Quick inspections are the way to go…it’s certainly not the sub-tropics for either of us.
Snow today would confirm its a long way short of sub tropics in my yard.
Apart from a few ornamentals in the garden and the odd fruit tree still not a lot here. Another month and spring should start for us.
Great to hear about Tassie climate and your bees. Must visit soon.
So, you make a lot of firewood or do you have solar heating?
Dan, my children (all adult) often say ‘Let’s move to Tasmania onto the land where we can grow apples etc and enjoy four seasons’ because it is hot and humid for so much of the year here. We’ve never even been for a visit but plan to go sometime in the next year or two. I just smile and nod - I don’t think they could handle the cold as well as they think they could!
I can’t access it, but the leatherwood honey harvest is in full swing.
First photo shows some impressive leatherwood trees in flower and the second photo shows hives I passed on the side of a road…plenty of supers on and delightfully leaning this way and that.
Wow. Looks as if the ground is quite soft and some hives sunk into the ground sidewards, ready to tip over in the next storm. Must be a busy beekeeper who doesn’t care if part of the entrances sink into the mud.
Hives are not exactly placed there lovingly.
Never saw anything like it.
yes- seemingly just sort of just plonked there…bone dry now, but generally a wet area and I think you are right, the ground has been soft at some stage. The apiarist has been there recently as there was fresh burnt pine needle smoker residue nearby.
The most exciting thing we saw on our trip, was a little Tasmanian Devil. It was only young, jet black and about the size of a cat. I was driving very slowly but it was quite panicked and leaped into the air disappearing into the undergrowth with its jaw open as if to defend itself. I last saw one about 15 years ago and as we know, they are in a real battle at the moment.
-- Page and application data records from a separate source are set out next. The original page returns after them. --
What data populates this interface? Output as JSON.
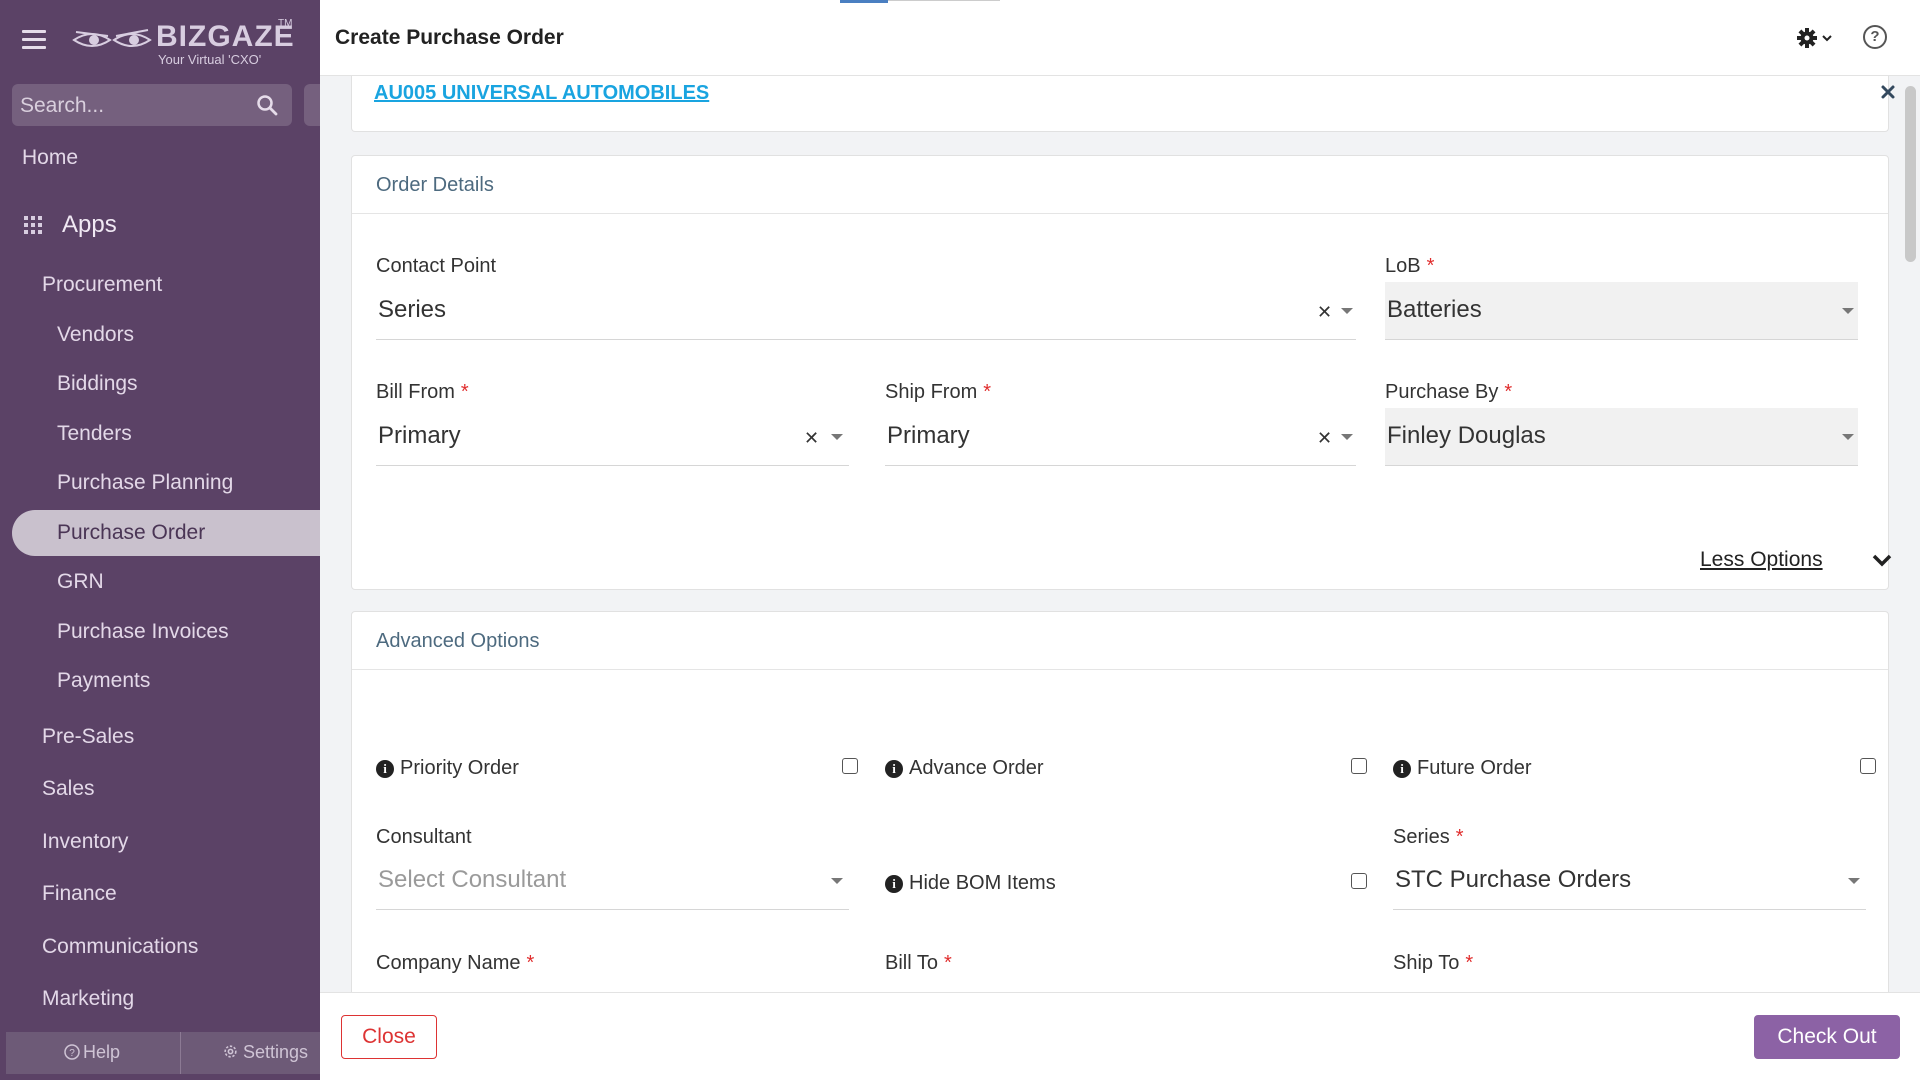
{
  "sidebar": {
    "logo": {
      "brand": "BIZGAZE",
      "tagline": "Your Virtual 'CXO'",
      "tm": "TM"
    },
    "search_placeholder": "Search...",
    "home": "Home",
    "apps": "Apps",
    "procurement": "Procurement",
    "procurement_items": [
      "Vendors",
      "Biddings",
      "Tenders",
      "Purchase Planning",
      "Purchase Order",
      "GRN",
      "Purchase Invoices",
      "Payments"
    ],
    "active_item": "Purchase Order",
    "sections": [
      "Pre-Sales",
      "Sales",
      "Inventory",
      "Finance",
      "Communications",
      "Marketing"
    ],
    "help": "Help",
    "settings": "Settings"
  },
  "header": {
    "title": "Create Purchase Order"
  },
  "vendor": {
    "link": "AU005 UNIVERSAL AUTOMOBILES"
  },
  "order_details": {
    "heading": "Order Details",
    "contact_point": {
      "label": "Contact Point",
      "value": "Series"
    },
    "lob": {
      "label": "LoB",
      "value": "Batteries",
      "required": "*"
    },
    "bill_from": {
      "label": "Bill From",
      "value": "Primary",
      "required": "*"
    },
    "ship_from": {
      "label": "Ship From",
      "value": "Primary",
      "required": "*"
    },
    "purchase_by": {
      "label": "Purchase By",
      "value": "Finley Douglas",
      "required": "*"
    },
    "less_options": "Less Options"
  },
  "advanced_options": {
    "heading": "Advanced Options",
    "priority_order": "Priority Order",
    "advance_order": "Advance Order",
    "future_order": "Future Order",
    "consultant": {
      "label": "Consultant",
      "placeholder": "Select Consultant"
    },
    "hide_bom_items": "Hide BOM Items",
    "series": {
      "label": "Series",
      "value": "STC Purchase Orders",
      "required": "*"
    },
    "company_name": {
      "label": "Company Name",
      "required": "*"
    },
    "bill_to": {
      "label": "Bill To",
      "required": "*"
    },
    "ship_to": {
      "label": "Ship To",
      "required": "*"
    }
  },
  "footer": {
    "close": "Close",
    "checkout": "Check Out"
  },
  "colors": {
    "sidebar": "#5b4266",
    "accent": "#8c62a5",
    "link": "#19a4e0",
    "required": "#e02d2d",
    "close": "#dd3333"
  }
}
Thanks for the update, I find them interesting with your seasons being very similar to mine.
No leatherwood for us on the mainland, I have what I think is a narrow leaf peppermint in full swing
Same or close relatives are I think native to Tassie.
- yes, that looks a bit similar to the Black Peppermint (amygdalina) that are around me. Ours are supposed to only flower between 8 and 15 years apart unfortunately.
In the suburban gardens here at the moment, the Corymbia Ficifolia (the classic red/orange flowering gum) are in full swing, but to be honest, not much else.
In the forests, I saw the leatherwoods and a plant called a Christmas Mintbush (prostanthera lasianthos). I can’t say I saw any eucalypts flowering, not to say there weren’t any. My broad understanding is that the leatherwoods are vital for the commercial apiarists here to get the hives through the year, given there is no other reliable nectar source. Your average back yard beekeeper can’t just go and build their hives up by dropping them off in the leatherwood forests (shame) as it is regulated and all tied up, if you get what I mean. That means I have to be pretty careful this time of year not to nick too much honey, to make sure the bees have stores for winter.
A cold front has brought some snow on the mountains and some welcome showers here in Tasmania. Hopefully some nectar too in late winter…